Announced on Google’s blog: A new streamlined YouTube dropped on Wednesday, though its arrival may have disappeared in the “Dancing With the Stars” gossip or Sandra Bullock news. The new design brings YouTube back to its roots — user-created videos and video content. With faster loading pages and easier-to-navigate grouping, pages can be accessed seamlessly from one to another however viewers choose. Also, the blathering comments section that can disturb what would otherwise be an enjoyable video have been neatly compressed into a highlights section that shows a sort of “best of” comments. This puts the emphasis on conversations about the video content between the video creator and the YouTube user. YouTube’s five-star rating system has been dumped in favor of a Facebookesque “Like” or “Dislike” option that records logged-in users’ approval and lists them. The Playlist feature now works more like your computer’s music library, allowing you to skip ahead or move backward. Google also promises to mix in more social networking aspects into the site.
All of this is great news for anyone who creates videos for their companies or as features for their blogs. The new comments section is a cool way to communicate with users about what they enjoyed or disliked about the video. Plus, it opens the lines for product feedback. Pages that load faster are better for any site, and nobody knows how to turn up the acceleration like Google.
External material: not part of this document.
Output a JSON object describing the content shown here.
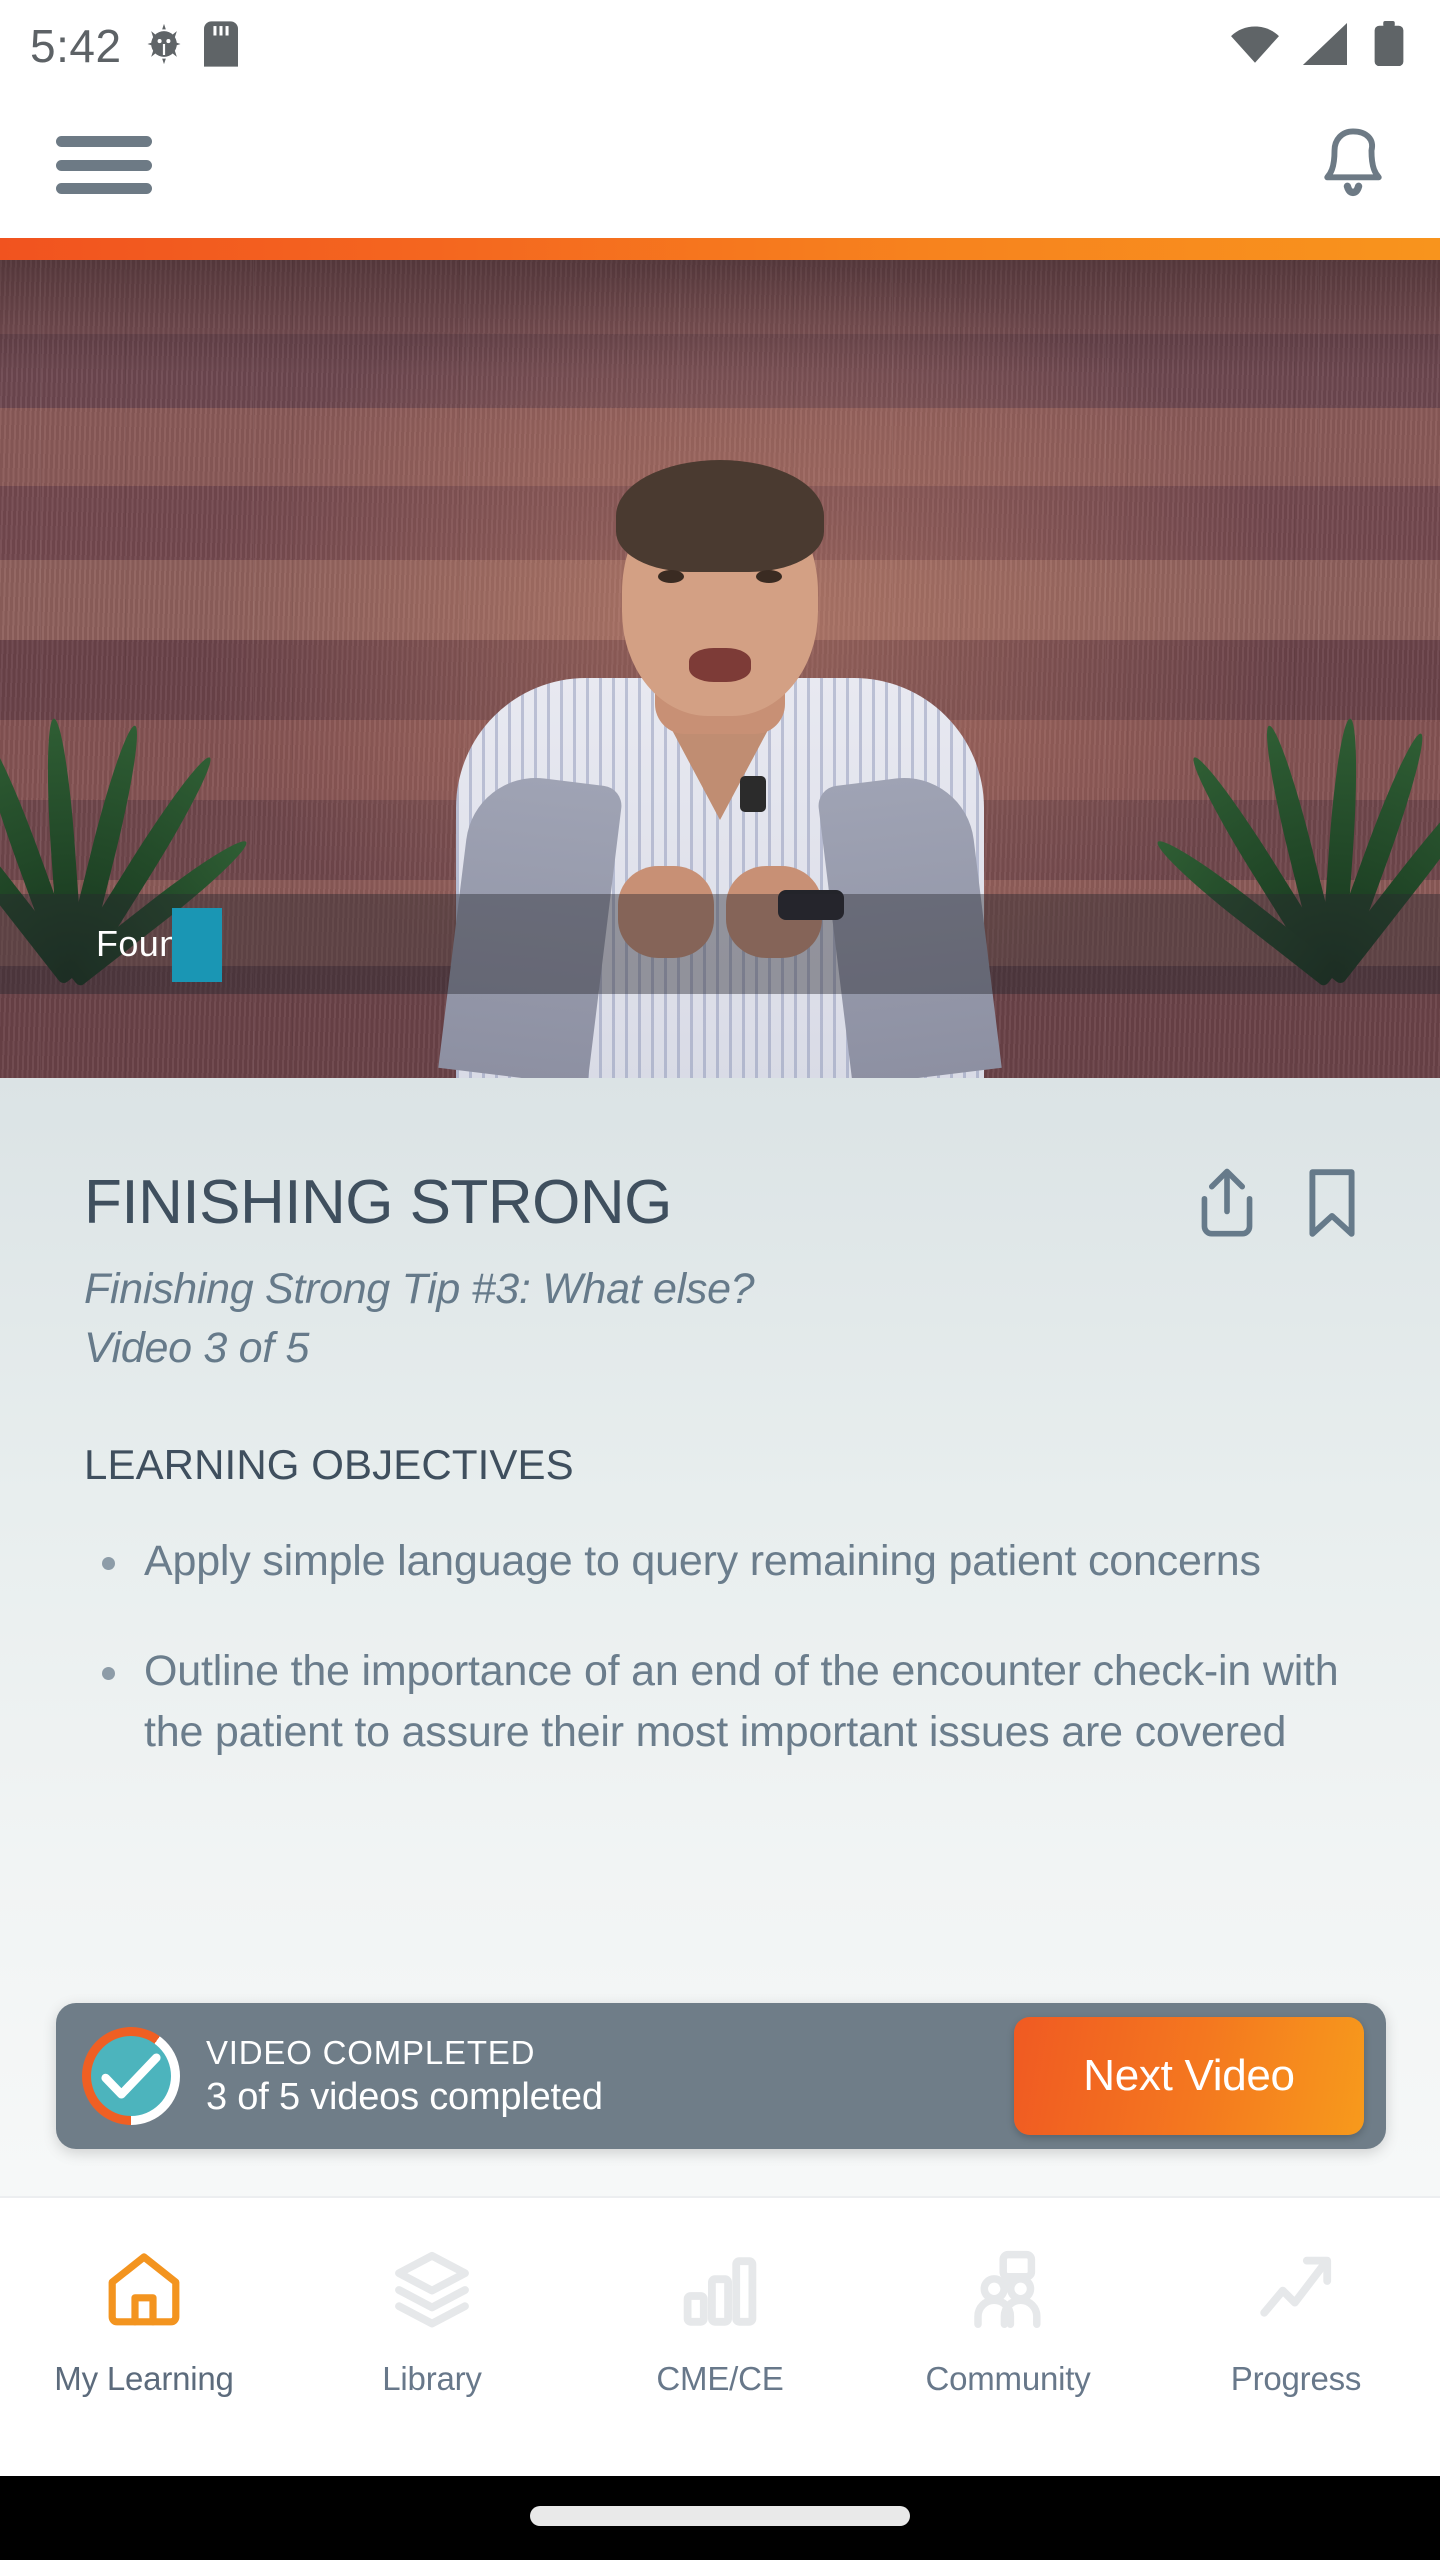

I have a feeling this feature will come in handy for uploading work videos as well as watching videos instead of working.
Mainly, the two standouts here are the focus on content and the focus on social media. As with anything else, great content stands out on YouTube so the “return to video form” should be a call forÂ wannabe filmmakers to get creative when producing company videos. Also, I think we’ll see an even bigger jump in the popularityÂ of “How To” videos, which again is a good thing. By providing knowledge in an entertaining and easy-to-respond-to way, video marketing becomes a snap. As far as social media goes, the motto is “the more the better,” in my opinion. If YouTube finally bridges the gap between video channel and community, great marketing ideas are infinitely possible.
In the spirit of spring, I plan on finally dipping my toes into the online video waters and taking advantage of Google’s renovations. So, what say you, Brandsplatees? Does the nifty new YouTube inspire you to create more video content, or do you think the delivery model has peaked?